[56] dbplyr_2.5.0                rmarkdown_2.26              knitr_1.46                  readr_2.1.5                 BiocGenerics_0.48.1        
[61] BiocStyle_2.30.0            BiocManager_1.30.23
DESeq2 PCAplot RNA-Seq DesignModel • 314 views
ADD COMMENT
0
Entering edit mode

The images I tried to attach didn't attach. Here is the PCA (MDS) of all the samples, with the Cortex outlier highlighed.

enter image description here

And this is the Volcano plot of the Striatum samples when nothing is removed:

enter image description here

After the outlier cortex sample is removed, the 6 striatum samples are unchanged in the PCA/MDS plot:

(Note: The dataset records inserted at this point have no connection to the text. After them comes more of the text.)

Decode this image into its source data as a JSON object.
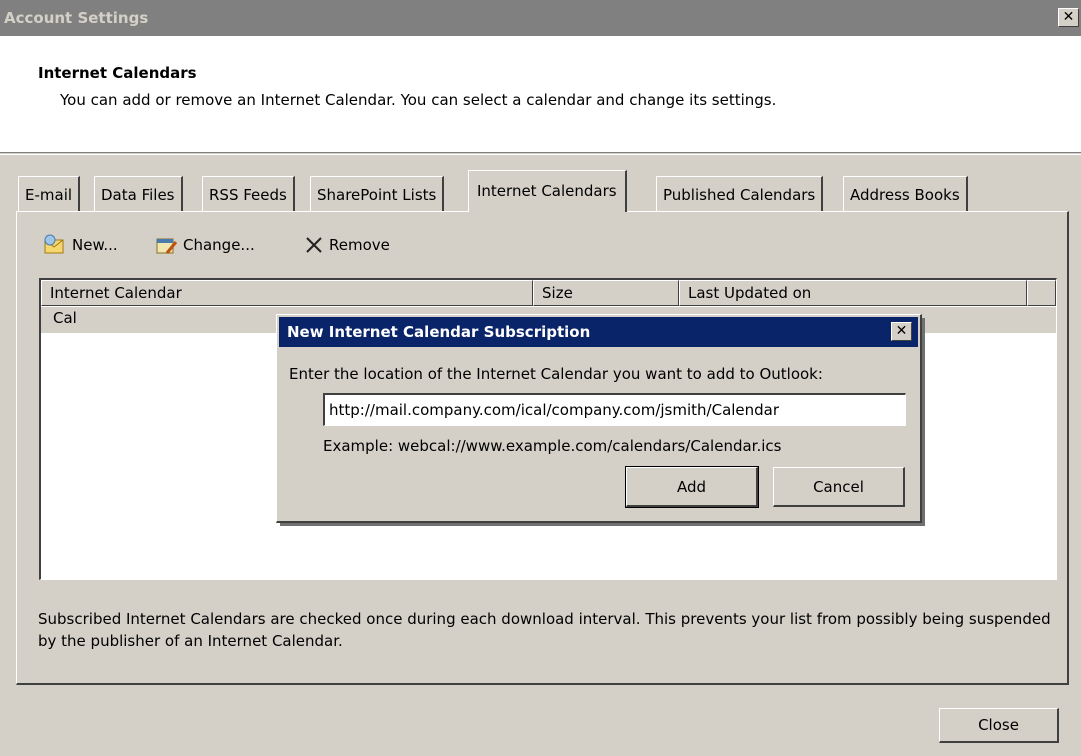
{
  "window": {
    "title": "Account Settings",
    "close_icon": "close-icon"
  },
  "header": {
    "title": "Internet Calendars",
    "description": "You can add or remove an Internet Calendar. You can select a calendar and change its settings."
  },
  "tabs": [
    {
      "label": "E-mail",
      "active": false
    },
    {
      "label": "Data Files",
      "active": false
    },
    {
      "label": "RSS Feeds",
      "active": false
    },
    {
      "label": "SharePoint Lists",
      "active": false
    },
    {
      "label": "Internet Calendars",
      "active": true
    },
    {
      "label": "Published Calendars",
      "active": false
    },
    {
      "label": "Address Books",
      "active": false
    }
  ],
  "toolbar": {
    "new_label": "New...",
    "change_label": "Change...",
    "remove_label": "Remove",
    "new_icon": "new-calendar-icon",
    "change_icon": "change-calendar-icon",
    "remove_icon": "remove-x-icon"
  },
  "list": {
    "columns": [
      "Internet Calendar",
      "Size",
      "Last Updated on"
    ],
    "rows": [
      {
        "name": "Cal",
        "size": "",
        "updated": ""
      }
    ]
  },
  "footnote": "Subscribed Internet Calendars are checked once during each download interval. This prevents your list from possibly being suspended by the publisher of an Internet Calendar.",
  "close_button": "Close",
  "dialog": {
    "title": "New Internet Calendar Subscription",
    "prompt": "Enter the location of the Internet Calendar you want to add to Outlook:",
    "url_value": "http://mail.company.com/ical/company.com/jsmith/Calendar",
    "example": "Example: webcal://www.example.com/calendars/Calendar.ics",
    "add_label": "Add",
    "cancel_label": "Cancel"
  },
  "colors": {
    "face": "#d4d0c8",
    "title_inactive": "#808080",
    "title_active": "#0a246a"
  }
}
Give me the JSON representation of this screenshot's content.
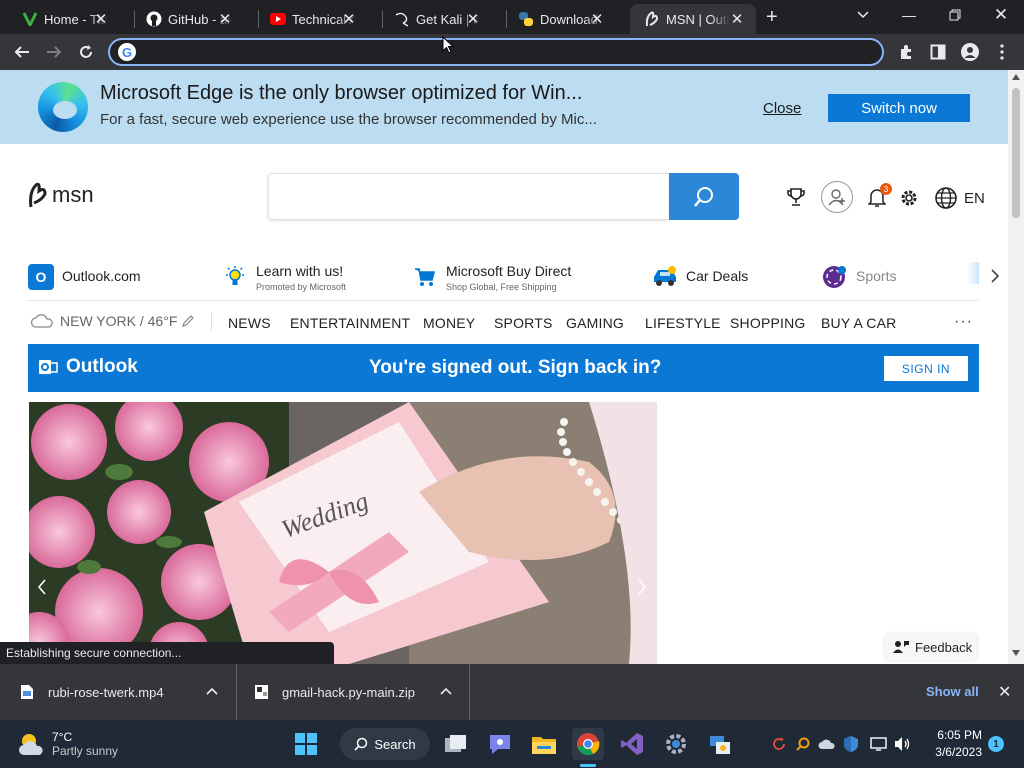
{
  "tabs": [
    {
      "title": "Home - Tita",
      "icon": "vim-icon"
    },
    {
      "title": "GitHub - ak",
      "icon": "github-icon"
    },
    {
      "title": "Technical A",
      "icon": "youtube-icon"
    },
    {
      "title": "Get Kali | K",
      "icon": "kali-icon"
    },
    {
      "title": "Download",
      "icon": "python-icon"
    },
    {
      "title": "MSN | Outl",
      "icon": "msn-icon",
      "active": true
    }
  ],
  "toolbar": {
    "url": ""
  },
  "edge_banner": {
    "title": "Microsoft Edge is the only browser optimized for Win...",
    "subtitle": "For a fast, secure web experience use the browser recommended by Mic...",
    "close_label": "Close",
    "switch_label": "Switch now"
  },
  "msn": {
    "logo_text": "msn",
    "search_placeholder": "",
    "notification_count": "3",
    "language": "EN"
  },
  "quicklinks": [
    {
      "label": "Outlook.com",
      "sub": "",
      "icon": "outlook-icon"
    },
    {
      "label": "Learn with us!",
      "sub": "Promoted by Microsoft",
      "icon": "lightbulb-icon"
    },
    {
      "label": "Microsoft Buy Direct",
      "sub": "Shop Global, Free Shipping",
      "icon": "cart-icon"
    },
    {
      "label": "Car Deals",
      "sub": "",
      "icon": "car-icon"
    },
    {
      "label": "Sports",
      "sub": "",
      "icon": "sports-icon"
    }
  ],
  "weather": {
    "location": "NEW YORK / 46°F"
  },
  "nav": [
    "NEWS",
    "ENTERTAINMENT",
    "MONEY",
    "SPORTS",
    "GAMING",
    "LIFESTYLE",
    "SHOPPING",
    "BUY A CAR"
  ],
  "outlook_bar": {
    "brand": "Outlook",
    "message": "You're signed out. Sign back in?",
    "button": "SIGN IN"
  },
  "hero": {
    "card_text": "Wedding"
  },
  "feedback_label": "Feedback",
  "status_text": "Establishing secure connection...",
  "downloads": {
    "items": [
      {
        "name": "rubi-rose-twerk.mp4"
      },
      {
        "name": "gmail-hack.py-main.zip"
      }
    ],
    "show_all": "Show all"
  },
  "taskbar": {
    "temperature": "7°C",
    "weather_desc": "Partly sunny",
    "search_label": "Search",
    "time": "6:05 PM",
    "date": "3/6/2023",
    "notification_badge": "1"
  },
  "colors": {
    "accent": "#0a78d4",
    "chrome_dark": "#202124",
    "chrome_toolbar": "#35363a",
    "banner_bg": "#bcdcf2"
  }
}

enter image description here

But now the striatum is showing DEGs even though it was a cortex sample which was removed.

enter image description here

ADD REPLY
1
Entering edit mode
@mikelove
Last seen 1 day ago
United States

Removing samples from one group nevertheless changes the variance estimation (dispersion) for all comparisons. So you could have pushed one comparison into significance this way.

ADD COMMENT
0
Entering edit mode

Thanks so much for your comment. Yes, this makes sense to me, especially since the effect of the drug is subtle. But it raises a larger concern about analysis design. For an experiment like this where the goal is to see the effect of a drug on two independent tissues (or cell lines or whatever), is it valid, or even preferred, to restrict the input to just these two groups from the start and use a single-factor design matrix (~Treatment)? And then repeat the same process with the other tissue/cell line? It seems like this might not be best practice. But when the variance between the tissues/cell lines is greater (and not of interest) than the variance caused by the treatment, maybe this approach is warranted?

ADD REPLY
1
Entering edit mode

We have some text about this particular question in the Frequently Asked Questions (FAQ) part of the software vignette.

ADD REPLY

Login before adding your answer.

Traffic: 389 users visited in the last hour
Help About
FAQ
Access RSS
API
Stats

Use of this site constitutes acceptance of our User Agreement and Privacy Policy.

Powered by the version 2.3.6